How many years does an orange tree produce fruit?

An orange tree grafted onto rootstock may take three years to begin producing, while a tree grown from seed can take up to 15 years. After transplanting a tree from one container to another or from a container into the ground, the tree may take three to four years to bear fruit normally.

Where are the most orange groves in Florida?

A Sampling of Citrus Grove Locations in FloridaDavidson Brothers. 248 South Beach Street. Daytona Beach, 32114. … Hale Indian River Groves. 9250 US Highway 1. Wabasso, 32970. … Joshua Citrus. 4135 SE County Road 760. Arcadia, 34266. … Mixon Fruit Farms. 2525 27th Street East. Bradenton, 34208. … The Orange Shop. 18545 N. US Highway 301.

Where do oranges grow best?

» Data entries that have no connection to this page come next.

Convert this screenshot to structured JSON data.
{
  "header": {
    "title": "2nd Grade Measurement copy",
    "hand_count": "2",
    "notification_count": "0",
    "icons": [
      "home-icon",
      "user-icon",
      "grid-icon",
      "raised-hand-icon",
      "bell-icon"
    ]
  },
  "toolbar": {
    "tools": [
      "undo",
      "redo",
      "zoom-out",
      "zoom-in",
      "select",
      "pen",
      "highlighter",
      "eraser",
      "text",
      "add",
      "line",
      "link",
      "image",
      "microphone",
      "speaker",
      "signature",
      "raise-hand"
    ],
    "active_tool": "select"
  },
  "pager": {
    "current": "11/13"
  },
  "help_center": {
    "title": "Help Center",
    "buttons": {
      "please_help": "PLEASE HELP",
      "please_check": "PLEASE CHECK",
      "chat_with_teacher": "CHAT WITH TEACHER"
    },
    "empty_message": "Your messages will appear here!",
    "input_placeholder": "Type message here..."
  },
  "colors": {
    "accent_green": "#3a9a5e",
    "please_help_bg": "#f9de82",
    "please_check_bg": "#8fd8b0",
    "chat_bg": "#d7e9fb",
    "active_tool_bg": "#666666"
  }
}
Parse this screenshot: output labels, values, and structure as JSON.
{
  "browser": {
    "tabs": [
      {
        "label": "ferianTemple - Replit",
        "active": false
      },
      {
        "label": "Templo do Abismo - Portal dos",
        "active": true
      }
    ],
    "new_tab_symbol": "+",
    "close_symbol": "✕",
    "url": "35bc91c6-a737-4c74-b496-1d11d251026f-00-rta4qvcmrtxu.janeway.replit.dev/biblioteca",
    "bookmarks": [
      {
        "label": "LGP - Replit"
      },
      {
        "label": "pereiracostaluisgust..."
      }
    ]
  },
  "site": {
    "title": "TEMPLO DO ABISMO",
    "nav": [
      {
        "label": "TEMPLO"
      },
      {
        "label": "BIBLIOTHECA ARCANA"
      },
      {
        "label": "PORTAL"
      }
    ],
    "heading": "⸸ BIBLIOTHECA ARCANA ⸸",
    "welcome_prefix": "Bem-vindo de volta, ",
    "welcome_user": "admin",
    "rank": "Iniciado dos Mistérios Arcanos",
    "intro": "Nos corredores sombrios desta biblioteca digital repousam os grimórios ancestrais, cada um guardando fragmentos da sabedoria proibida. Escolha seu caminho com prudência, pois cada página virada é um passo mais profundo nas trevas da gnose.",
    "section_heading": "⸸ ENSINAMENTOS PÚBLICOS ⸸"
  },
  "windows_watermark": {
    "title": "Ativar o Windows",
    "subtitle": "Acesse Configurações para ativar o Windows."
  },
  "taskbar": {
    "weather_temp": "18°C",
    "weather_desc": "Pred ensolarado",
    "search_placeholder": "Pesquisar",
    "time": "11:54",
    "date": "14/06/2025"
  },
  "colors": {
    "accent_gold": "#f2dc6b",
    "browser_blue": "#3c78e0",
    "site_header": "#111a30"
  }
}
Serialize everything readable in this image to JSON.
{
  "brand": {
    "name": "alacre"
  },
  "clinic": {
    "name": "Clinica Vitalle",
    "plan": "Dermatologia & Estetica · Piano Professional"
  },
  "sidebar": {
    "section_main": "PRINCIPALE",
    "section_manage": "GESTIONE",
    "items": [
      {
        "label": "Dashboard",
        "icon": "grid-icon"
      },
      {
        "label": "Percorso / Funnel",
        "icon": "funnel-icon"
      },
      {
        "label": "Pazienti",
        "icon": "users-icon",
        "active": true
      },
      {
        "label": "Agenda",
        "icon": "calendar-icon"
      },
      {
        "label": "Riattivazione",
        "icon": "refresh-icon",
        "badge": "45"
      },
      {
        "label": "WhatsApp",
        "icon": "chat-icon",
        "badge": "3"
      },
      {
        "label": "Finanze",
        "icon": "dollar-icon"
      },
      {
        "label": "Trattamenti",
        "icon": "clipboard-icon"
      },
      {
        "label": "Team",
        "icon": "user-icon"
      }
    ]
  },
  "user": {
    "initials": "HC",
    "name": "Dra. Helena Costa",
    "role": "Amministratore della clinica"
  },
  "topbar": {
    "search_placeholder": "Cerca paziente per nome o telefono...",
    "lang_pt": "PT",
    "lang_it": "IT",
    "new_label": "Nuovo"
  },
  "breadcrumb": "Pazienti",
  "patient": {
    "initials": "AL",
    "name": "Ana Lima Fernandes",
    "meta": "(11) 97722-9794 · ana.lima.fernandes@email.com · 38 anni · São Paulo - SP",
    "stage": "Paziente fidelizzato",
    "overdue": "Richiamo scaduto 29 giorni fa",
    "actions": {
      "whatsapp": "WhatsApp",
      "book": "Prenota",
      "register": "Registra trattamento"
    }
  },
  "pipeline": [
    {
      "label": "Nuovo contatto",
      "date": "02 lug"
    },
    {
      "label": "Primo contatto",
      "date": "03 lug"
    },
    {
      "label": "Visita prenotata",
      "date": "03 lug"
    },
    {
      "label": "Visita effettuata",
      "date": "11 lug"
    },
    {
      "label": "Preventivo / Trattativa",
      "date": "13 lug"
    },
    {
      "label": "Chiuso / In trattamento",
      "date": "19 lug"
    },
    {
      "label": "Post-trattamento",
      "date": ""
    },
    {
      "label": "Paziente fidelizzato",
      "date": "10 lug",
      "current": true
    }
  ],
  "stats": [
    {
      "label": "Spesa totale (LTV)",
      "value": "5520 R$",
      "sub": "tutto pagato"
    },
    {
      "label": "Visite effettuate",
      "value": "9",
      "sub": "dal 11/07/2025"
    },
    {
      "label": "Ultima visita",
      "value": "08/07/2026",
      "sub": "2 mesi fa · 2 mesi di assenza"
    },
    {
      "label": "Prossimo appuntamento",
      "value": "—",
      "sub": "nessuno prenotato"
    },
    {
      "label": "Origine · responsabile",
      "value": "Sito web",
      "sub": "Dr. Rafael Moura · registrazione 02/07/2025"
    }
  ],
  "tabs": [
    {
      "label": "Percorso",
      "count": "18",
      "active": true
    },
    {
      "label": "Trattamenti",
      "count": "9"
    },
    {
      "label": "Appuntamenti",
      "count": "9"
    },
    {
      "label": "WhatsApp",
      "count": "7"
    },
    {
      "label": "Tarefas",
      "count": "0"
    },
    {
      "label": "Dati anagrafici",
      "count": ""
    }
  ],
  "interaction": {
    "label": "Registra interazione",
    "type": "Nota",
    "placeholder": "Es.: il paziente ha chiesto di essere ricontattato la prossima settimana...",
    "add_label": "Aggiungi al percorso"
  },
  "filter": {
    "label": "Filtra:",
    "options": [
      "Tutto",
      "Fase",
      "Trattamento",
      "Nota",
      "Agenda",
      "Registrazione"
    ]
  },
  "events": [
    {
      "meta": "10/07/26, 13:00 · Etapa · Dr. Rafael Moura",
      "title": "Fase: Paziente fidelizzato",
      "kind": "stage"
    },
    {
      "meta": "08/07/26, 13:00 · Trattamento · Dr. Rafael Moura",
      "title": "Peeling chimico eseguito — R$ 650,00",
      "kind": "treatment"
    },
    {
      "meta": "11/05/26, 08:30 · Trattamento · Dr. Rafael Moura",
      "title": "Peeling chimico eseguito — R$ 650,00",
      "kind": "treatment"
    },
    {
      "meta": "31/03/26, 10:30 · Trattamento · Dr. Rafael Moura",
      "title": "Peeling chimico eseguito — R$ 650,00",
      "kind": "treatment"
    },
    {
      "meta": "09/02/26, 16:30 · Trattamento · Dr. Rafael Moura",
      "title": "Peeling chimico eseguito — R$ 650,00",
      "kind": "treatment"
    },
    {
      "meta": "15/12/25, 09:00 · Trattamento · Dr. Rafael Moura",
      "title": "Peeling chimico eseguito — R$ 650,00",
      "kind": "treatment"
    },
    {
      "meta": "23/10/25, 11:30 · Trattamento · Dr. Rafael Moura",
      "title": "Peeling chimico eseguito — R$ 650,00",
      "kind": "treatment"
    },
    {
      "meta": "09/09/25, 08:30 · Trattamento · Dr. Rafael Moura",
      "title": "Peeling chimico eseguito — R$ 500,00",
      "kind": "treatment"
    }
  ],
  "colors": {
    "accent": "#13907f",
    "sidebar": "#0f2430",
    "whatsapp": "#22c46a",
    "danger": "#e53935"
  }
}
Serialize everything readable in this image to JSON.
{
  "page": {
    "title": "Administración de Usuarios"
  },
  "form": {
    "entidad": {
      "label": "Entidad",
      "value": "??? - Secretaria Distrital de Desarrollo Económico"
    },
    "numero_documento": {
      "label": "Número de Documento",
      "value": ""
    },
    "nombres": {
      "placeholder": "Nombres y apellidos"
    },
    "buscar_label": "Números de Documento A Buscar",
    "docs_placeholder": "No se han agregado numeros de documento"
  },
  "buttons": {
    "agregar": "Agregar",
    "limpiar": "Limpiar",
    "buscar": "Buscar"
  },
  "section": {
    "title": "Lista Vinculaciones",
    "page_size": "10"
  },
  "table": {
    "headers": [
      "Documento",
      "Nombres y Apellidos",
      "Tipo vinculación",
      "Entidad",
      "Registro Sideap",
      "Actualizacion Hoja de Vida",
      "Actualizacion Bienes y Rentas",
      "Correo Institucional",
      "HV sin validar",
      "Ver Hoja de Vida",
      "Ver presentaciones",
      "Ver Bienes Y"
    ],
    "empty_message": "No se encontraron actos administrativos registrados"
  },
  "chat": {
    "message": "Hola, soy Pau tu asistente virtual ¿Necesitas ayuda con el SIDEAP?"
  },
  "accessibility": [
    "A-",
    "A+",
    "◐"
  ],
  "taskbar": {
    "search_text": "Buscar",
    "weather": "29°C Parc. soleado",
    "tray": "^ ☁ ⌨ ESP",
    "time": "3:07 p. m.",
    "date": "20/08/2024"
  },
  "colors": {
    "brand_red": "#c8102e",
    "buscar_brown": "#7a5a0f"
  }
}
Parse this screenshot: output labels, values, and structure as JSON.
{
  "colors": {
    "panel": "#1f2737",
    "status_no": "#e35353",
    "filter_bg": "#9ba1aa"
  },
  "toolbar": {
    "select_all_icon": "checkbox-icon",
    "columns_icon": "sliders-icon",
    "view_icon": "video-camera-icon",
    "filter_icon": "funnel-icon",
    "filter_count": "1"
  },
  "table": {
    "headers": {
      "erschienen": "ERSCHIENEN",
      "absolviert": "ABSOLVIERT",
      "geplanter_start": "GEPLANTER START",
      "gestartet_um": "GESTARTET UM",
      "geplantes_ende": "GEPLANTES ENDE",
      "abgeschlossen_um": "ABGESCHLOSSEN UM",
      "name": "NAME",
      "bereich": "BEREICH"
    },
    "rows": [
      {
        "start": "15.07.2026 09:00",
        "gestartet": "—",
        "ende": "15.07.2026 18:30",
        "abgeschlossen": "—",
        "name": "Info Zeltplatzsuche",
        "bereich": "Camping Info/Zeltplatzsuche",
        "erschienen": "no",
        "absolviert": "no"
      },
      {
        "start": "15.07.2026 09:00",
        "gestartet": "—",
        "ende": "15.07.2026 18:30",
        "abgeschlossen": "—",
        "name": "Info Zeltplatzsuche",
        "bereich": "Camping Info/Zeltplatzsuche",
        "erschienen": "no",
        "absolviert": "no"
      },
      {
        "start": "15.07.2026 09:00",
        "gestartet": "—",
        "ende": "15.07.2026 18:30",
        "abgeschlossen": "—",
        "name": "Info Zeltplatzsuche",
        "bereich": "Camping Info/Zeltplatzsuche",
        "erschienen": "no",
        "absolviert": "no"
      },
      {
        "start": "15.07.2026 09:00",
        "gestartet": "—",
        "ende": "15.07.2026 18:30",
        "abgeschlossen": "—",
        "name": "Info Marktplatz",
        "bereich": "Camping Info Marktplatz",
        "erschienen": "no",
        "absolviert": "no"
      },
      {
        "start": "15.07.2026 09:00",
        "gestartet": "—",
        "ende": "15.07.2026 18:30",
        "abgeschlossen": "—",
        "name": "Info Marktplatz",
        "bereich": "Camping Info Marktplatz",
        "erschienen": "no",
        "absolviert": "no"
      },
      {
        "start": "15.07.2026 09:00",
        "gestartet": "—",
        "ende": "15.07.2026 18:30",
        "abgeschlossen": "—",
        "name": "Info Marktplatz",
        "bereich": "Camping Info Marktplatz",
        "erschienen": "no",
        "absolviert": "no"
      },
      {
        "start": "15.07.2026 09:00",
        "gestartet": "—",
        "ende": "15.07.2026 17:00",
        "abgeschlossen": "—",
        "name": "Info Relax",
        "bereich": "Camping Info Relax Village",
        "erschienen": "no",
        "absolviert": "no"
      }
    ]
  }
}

Oranges are grown throughout the world in tropical and subtropical areas, but they achieve the best quality under subtropical conditions. For the most part, the warm, humid conditions of south Texas produce a thin-skinned, yellowish orange fruit with yellowish orange flesh that is quite sweet and juicy.

Does Florida still grow oranges?

Much of the oranges in Florida are grown in the southern two-thirds of the Florida peninsula, where there is low probability for a freeze.

Why do oranges grow well in Florida?

In the mid-1500s one of the early Spanish explorers, most likely Ponce de Leon, planted the first orange trees around St. Augustine, Florida. Florida’s unique sandy soil and subtropical climate proved to be ideal for growing the seeds that the early settlers planted and have flourished ever since.

What happened to all the orange groves in Florida?

Much of the decline is due to citrus greening, a disease that strikes the orange groves through bacteria that passed onto them by an almost microscopic insect called the Asian citrus psyllid. The Asian citrus psyllid spreads a bacteria that causes citrus greening, a disease that has devastated Florida’s orange crop.

What happened to Florida citrus?

The disease is called huanglongbing or HLB — more commonly known as citrus greening. … Citrus greening can move with alarming speed. In Florida, the disease was first detected in 2005. Fourteen years later, orange production has fallen by more than 75 percent, and grapefruit production is down 85 percent.